“This movie wound up being over 20% of my normal July,” Williams said as he stood in his kitchen. “July is a historically slow month for us, and this thing has been a Godsend. I’ve fed the entire cast and crew I think eight times now, and they’ve been here filming the past two nights.”
Roux Catering fed the crew on location twice, once at a south Augusta trailer park and once on location in downtown Augusta, and now they are at his place filming.
Wanting a better vantage point to observe what was actually going on on the courtyard, we climbed upstairs to a storage area overlooking the set.
The musty windows were eye level with an enormous diffused light ball. “I thought they were using that in the movie, like as the moon or something. Hell, I don’t know. I’m a cook,” Williams admitted.
There were perhaps fifteen crew members shooting the scene, over and over. In between takes, the local extras stood silently and watched the crew set up the next shot. Everyone seemed to be enjoying the experience. When Williams was spotted in the window by members of the film crew, he was greeted like an old friend.
The whole production industry is a creative, inclusive community.

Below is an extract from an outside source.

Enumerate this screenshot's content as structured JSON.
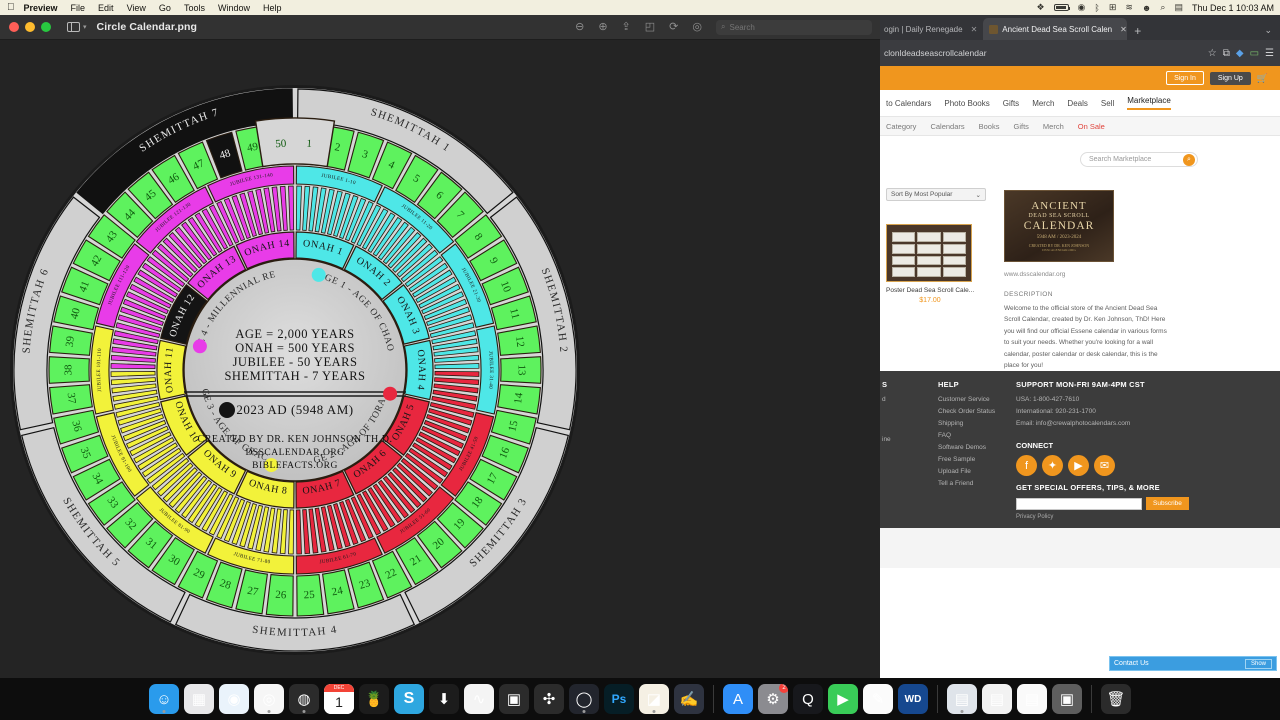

“It was fascinating for me to see all the guts of how it is done,” Williams said.
“It reminds me of catering a big corporate or social event. We’re trying to coordinate music and entertainment and decorations, floral and lighting-a lot of those things are the same elements,” Williams related.
“What was interesting to me is on one side of the set everybody knew what was going on on the other side. If there were any issues, everybody would just snap into action. Everybody knew what was going on in the next scene, in the next motion. Whatever light was needed, whatever camera they needed. It was so orchestrated.”
As Williams sees it, the production was like a well run kitchen.
“It just seemed like a flowing river it was just that seamless. It was crazy how they would say quiet on the set how it was just silent-deafening silence.”
“When they were filming here at the Marbury Center, they had every bit as many as 60 or 70 people. And all those people that were involved, to have been that quiet during the filming, to me was just a challenge within itself.”
The film crew was well taken care of, with a table of food for the crew, a separate table of food for the actors, and a separate table of food for the extras.
Williams watched intently as scenes were shot over and over. Each time they would make a slight change, a little bit off the lighting, a different camera angle, or a different lens.
The longtime caterer said he was impressed by the execution more than anything else. If this is low-budget, Williams wondered what on earth a big budget film would look like.
The crew was there filming the night before as well, and when Williams arrived at work Wednesday morning, they were just wrapping up.
He didn’t expect it to be any different this night. “Not for me, though. We’re about to serve them forty hot meals and I’m taking my happy butt home.”